The next line offers a potential way out. "If you're a Borland user, you'll have to make slight changes here and there. However, there shouldn't be a problem with code compiling under Borland's products." Ah, Borland (now Embarcadero)! My first experience with C programming was with Borland's venerable Turbo C package, also in the 90s. I also went on to use C++Builder once I got into visual stuff. I might still be able to find a copy of that lying around.

Lastly, there's a section about 'Being Creative'. This largely boils down to watching random fantasy and sci-fi movies for ideas. "If there's one game designer on Earth who hasn't seen all the Star Trek episodes, the Alien movies, and Real Genius a thousand times, I'd be surprised! So go out there and use other people's ideas as the seed of your own new idea." Probably decent advice for a programmer, we tend to be quite boring people.

So, there's no code in this chapter. However, each chapter does end with a list of quiz questions, some answered in the text, others requiring research. I won't bother to answer the questions (one is a bizarrely specific question about Real Genius) but I will attempt to do the exercises. One of them this time is "Play the game DOOM for a couple hours and see what can be done with a PC", so... see you later.

Thursday, 27 April 2017

Teach Yourself Game Programming in 21 Days - Intro

Holy crap, I haven't posted here since January!

I was reminiscing about coding in the olden days with a colleague when I realised I still have lots of coding books lying around. One sprang to mind immediately; Teach Yourself Game Programming in 21 Days by André LaMothe. It's an excellent book, full of practical tips (for the time, anyway) and reasonably structured code. Its language of choice is C, though there are occasional bits of Assembly to speed things up.

After I dug it out of the pile, I was slightly saddened to find that the CD with all the supporting material is gone. That means I'll have a lot of typing to do, not to mention some graphics and sound files to create. My second problem is that, this being a book from 1994, it creates programs that are designed to be run in DOS. Not only will I need to use DOSBox (which I'm familiar with), I'll also need to find a C compiler that can create these olde binaries.

Despite all this, I've decided to go through the book and get as much of it running as I can. I'm not sure I'll be able to do it over three weeks like the title suggests, but I plan to document my journey on this blog and release all the code I end up writing in a public repository somewhere.
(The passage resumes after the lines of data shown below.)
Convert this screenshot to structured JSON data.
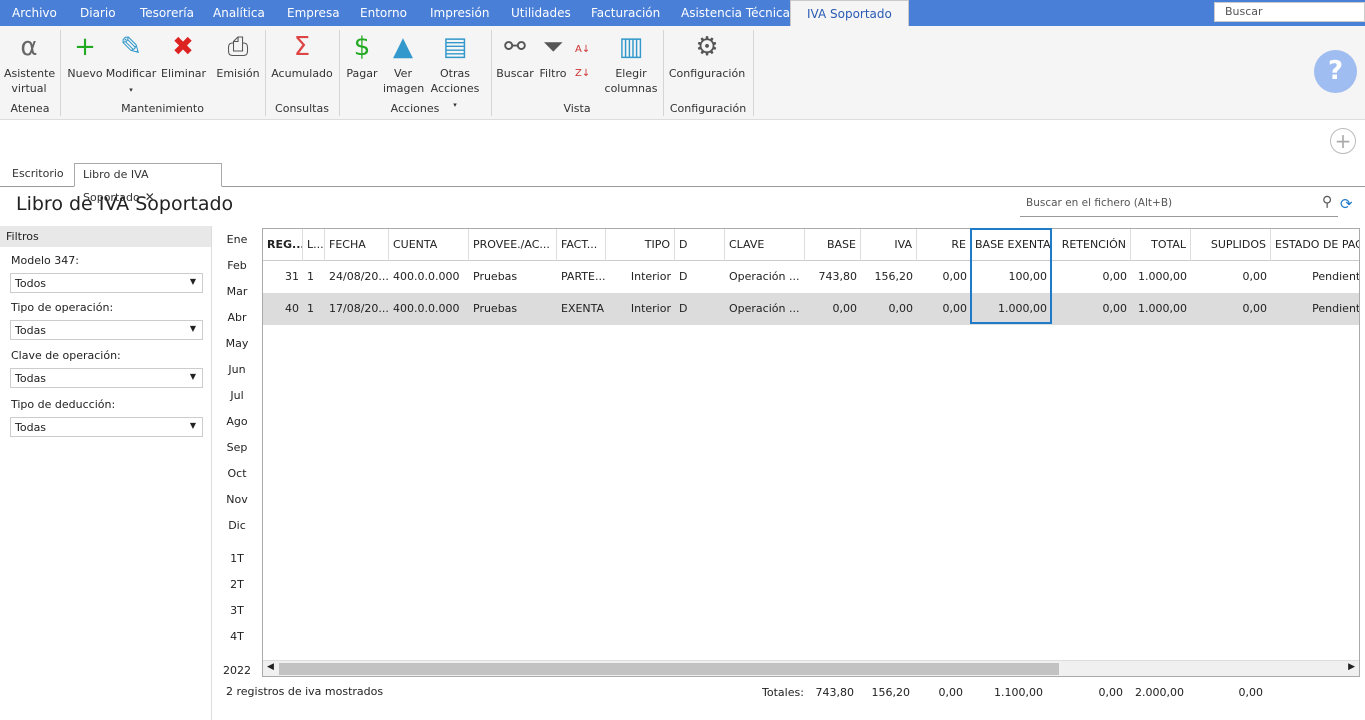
{
  "menu": {
    "tabs": [
      "Archivo",
      "Diario",
      "Tesorería",
      "Analítica",
      "Empresa",
      "Entorno",
      "Impresión",
      "Utilidades",
      "Facturación",
      "Asistencia Técnica",
      "IVA Soportado"
    ],
    "search": "Buscar"
  },
  "ribbon": {
    "buttons": [
      "Asistente virtual",
      "Nuevo",
      "Modificar",
      "Eliminar",
      "Emisión",
      "Acumulado",
      "Pagar",
      "Ver imagen",
      "Otras Acciones",
      "Buscar",
      "Filtro",
      "Elegir columnas",
      "Configuración"
    ],
    "groups": [
      "Atenea",
      "Mantenimiento",
      "Consultas",
      "Acciones",
      "Vista",
      "Configuración"
    ]
  },
  "doc_tabs": [
    "Escritorio",
    "Libro de IVA Soportado"
  ],
  "page_title": "Libro de IVA Soportado",
  "file_search_placeholder": "Buscar en el fichero (Alt+B)",
  "filters": {
    "title": "Filtros",
    "items": [
      {
        "label": "Modelo 347:",
        "value": "Todos"
      },
      {
        "label": "Tipo de operación:",
        "value": "Todas"
      },
      {
        "label": "Clave de operación:",
        "value": "Todas"
      },
      {
        "label": "Tipo de deducción:",
        "value": "Todas"
      }
    ]
  },
  "months": [
    "Ene",
    "Feb",
    "Mar",
    "Abr",
    "May",
    "Jun",
    "Jul",
    "Ago",
    "Sep",
    "Oct",
    "Nov",
    "Dic"
  ],
  "quarters": [
    "1T",
    "2T",
    "3T",
    "4T"
  ],
  "year": "2022",
  "table": {
    "columns": [
      "REG...",
      "L...",
      "FECHA",
      "CUENTA",
      "PROVEE./AC...",
      "FACT...",
      "TIPO",
      "D",
      "CLAVE",
      "BASE",
      "IVA",
      "RE",
      "BASE EXENTA",
      "RETENCIÓN",
      "TOTAL",
      "SUPLIDOS",
      "ESTADO DE PAGO"
    ],
    "rows": [
      [
        "31",
        "1",
        "24/08/20...",
        "400.0.0.000",
        "Pruebas",
        "PARTE...",
        "Interior",
        "D",
        "Operación ...",
        "743,80",
        "156,20",
        "0,00",
        "100,00",
        "0,00",
        "1.000,00",
        "0,00",
        "Pendiente"
      ],
      [
        "40",
        "1",
        "17/08/20...",
        "400.0.0.000",
        "Pruebas",
        "EXENTA",
        "Interior",
        "D",
        "Operación ...",
        "0,00",
        "0,00",
        "0,00",
        "1.000,00",
        "0,00",
        "1.000,00",
        "0,00",
        "Pendiente"
      ]
    ]
  },
  "footer": {
    "count": "2 registros de iva mostrados",
    "totals_label": "Totales:",
    "totals": [
      "743,80",
      "156,20",
      "0,00",
      "1.100,00",
      "0,00",
      "2.000,00",
      "0,00"
    ]
  }
}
Note: the games contained therein use PCX and VOC files. When was the last time you saw one of those?